“Then in the game, we have a system that physically calculates how sound reflects off of surfaces. So if you fire a gun in a tight space, and that space has some metal or tiling, you’re going to get that reflection come back to you really quickly, and it’s going to sound really tinny. But if you fire the gun in an open space, with a bunch of tall buildings, that reflection is going to come back to you with more echo. We also simulate sound, so if you see an explosion in the distance and it’s far enough away, you’ll see it happen before you hear it.

“That’s across all game modes.”

The second mission went off the books.
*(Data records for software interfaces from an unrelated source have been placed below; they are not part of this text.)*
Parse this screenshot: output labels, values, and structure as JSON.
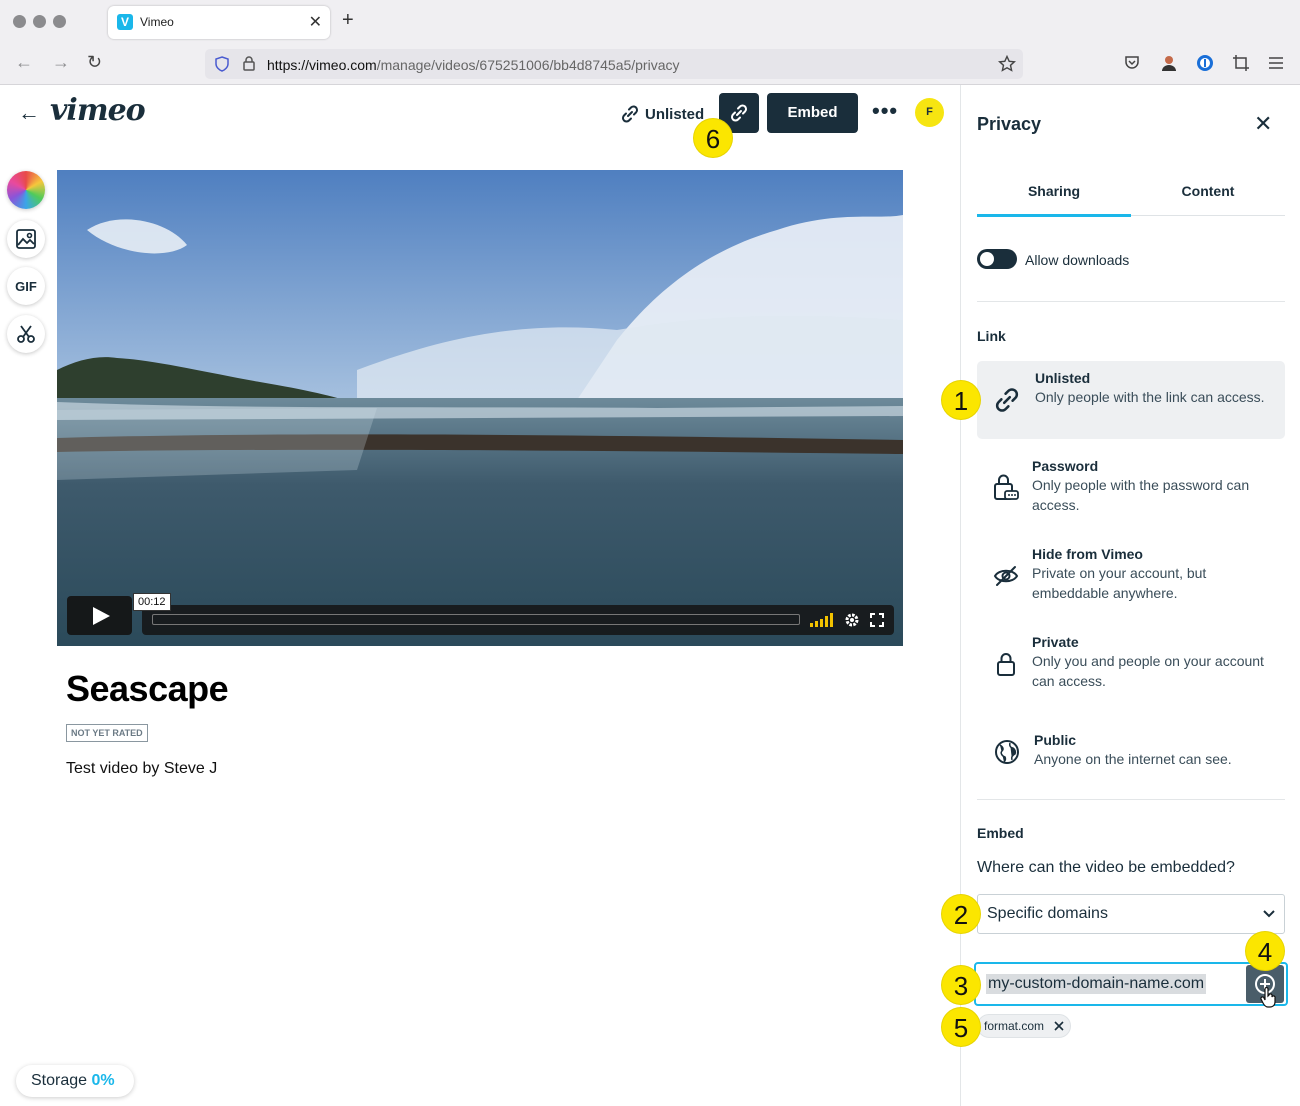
{
  "browser": {
    "tab_title": "Vimeo",
    "tab_favicon": "V",
    "url_host": "https://vimeo.com",
    "url_path": "/manage/videos/675251006/bb4d8745a5/privacy",
    "icons": [
      "back-icon",
      "forward-icon",
      "reload-icon",
      "shield-icon",
      "lock-icon",
      "star-icon",
      "pocket-icon",
      "profile-icon",
      "password-manager-icon",
      "screenshot-icon",
      "menu-icon"
    ]
  },
  "header": {
    "logo": "vimeo",
    "status_label": "Unlisted",
    "embed_label": "Embed",
    "more_label": "•••",
    "avatar_initial": "F"
  },
  "tools": {
    "gif_label": "GIF"
  },
  "video": {
    "time": "00:12",
    "title": "Seascape",
    "rating": "NOT YET RATED",
    "description": "Test video by Steve J"
  },
  "storage": {
    "label": "Storage",
    "percent": "0%"
  },
  "panel": {
    "title": "Privacy",
    "tabs": [
      "Sharing",
      "Content"
    ],
    "allow_downloads": "Allow downloads",
    "link_section": "Link",
    "options": [
      {
        "title": "Unlisted",
        "desc": "Only people with the link can access."
      },
      {
        "title": "Password",
        "desc": "Only people with the password can access."
      },
      {
        "title": "Hide from Vimeo",
        "desc": "Private on your account, but embeddable anywhere."
      },
      {
        "title": "Private",
        "desc": "Only you and people on your account can access."
      },
      {
        "title": "Public",
        "desc": "Anyone on the internet can see."
      }
    ],
    "embed_section": "Embed",
    "embed_question": "Where can the video be embedded?",
    "embed_select": "Specific domains",
    "domain_input": "my-custom-domain-name.com",
    "domain_chip": "format.com"
  },
  "markers": [
    "1",
    "2",
    "3",
    "4",
    "5",
    "6"
  ],
  "colors": {
    "dark": "#1a2e3b",
    "accent": "#1ab7ea",
    "marker": "#fbe600"
  }
}
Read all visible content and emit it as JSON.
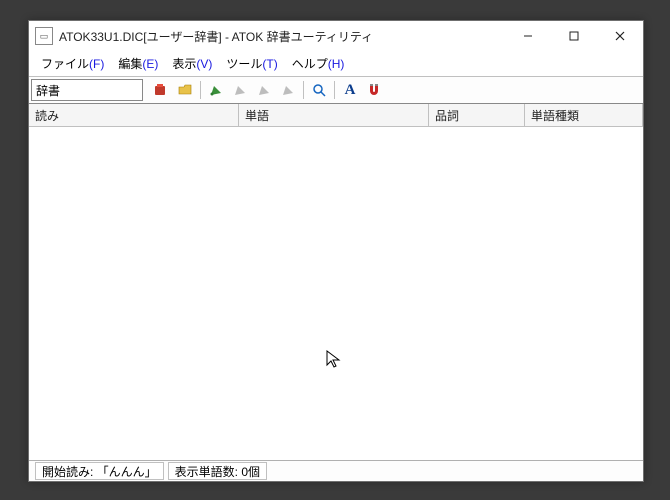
{
  "title": "ATOK33U1.DIC[ユーザー辞書] - ATOK 辞書ユーティリティ",
  "menubar": {
    "file": {
      "label": "ファイル",
      "key": "(F)"
    },
    "edit": {
      "label": "編集",
      "key": "(E)"
    },
    "view": {
      "label": "表示",
      "key": "(V)"
    },
    "tool": {
      "label": "ツール",
      "key": "(T)"
    },
    "help": {
      "label": "ヘルプ",
      "key": "(H)"
    }
  },
  "toolbar": {
    "dict_label": "辞書"
  },
  "columns": {
    "reading": "読み",
    "word": "単語",
    "pos": "品詞",
    "type": "単語種類"
  },
  "statusbar": {
    "start_reading": "開始読み: 「んんん」",
    "word_count": "表示単語数: 0個"
  }
}
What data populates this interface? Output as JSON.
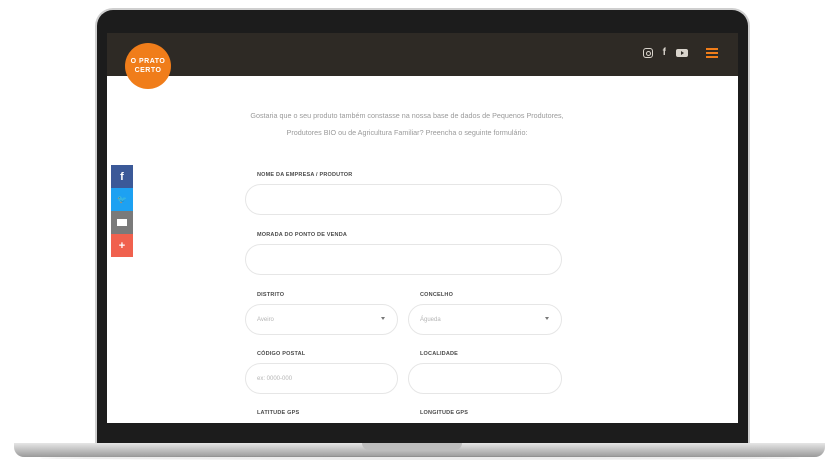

Set 20 years in the past, we weren’t playing as a soldier, or even a rebel fighter, but a child, a young girl of 10 or 11. After watching her father get shot by a home invader, a burly brute armed forces man, we saw her panic and race around the house, fighting him with whatever she could muster and attacking him several times with a screwdriver out of sheer desperation. The realities of war are bleak, but seeing it through a child’s eyes, a child forced to kill to survive, takes Call of Duty to a very dark place. I haven’t felt as emotionally invested in a war game since Spec Ops: The Line.

“Our goal is to make Modern Warfare feel new and fresh, just like how the original Modern Warfare felt back in 2007,” said Minkoff.

“The game is still filled with many other types of experiences. In Saving Private Ryan, for example, it’s brutal movie, but that doesn’t mean it doesn’t have camaraderie and humour, and it’s those light moments that make the dark hit you.

“So of course this game is going to have exhilarating moments, when you’re running up a hill with your allies, taking an enemy base and succeeding. It’s going to have fun with your allies through the gameplay mechanics that you use, but that makes the gut punches hit you that much harder.”

Minkoff jokingly reassured us that this game is fun to play; it’s the question he is asked most. The two demonstration levels were chosen because they are so bleak and small in scale, which makes them different to anything Call of Duty has done before. They are a lot more personal than the COD we have come to know, but those chaotic missions and large firefights are here as well, and being a Call of Duty game I would bet my house on there being an epic helicopter crash. But that’s the COD we already know; Infinity Ward want us to know there is something new, something smaller and more mature in tone, to explore in Modern Warfare.

Call of Duty: Modern Warfare heads to Windows PC, Xbox One and PS4 on 25 October.

Ben Salter traveled to Los Angeles to cover E3 as a guest of Ubisoft. The arrangement does not impact our Ubisoft coverage, nor limit additional E3 2019 coverage.


Ben Salter
Ben has been writing about games in a professional capacity since 2008. He even did it full-time for a while, but his mum never really understood what that meant. He's been part of the Stevivor team since 2016. You will find his work across all sections of the site (if you look hard enough). Gamertag / PSN ID: Gryllis.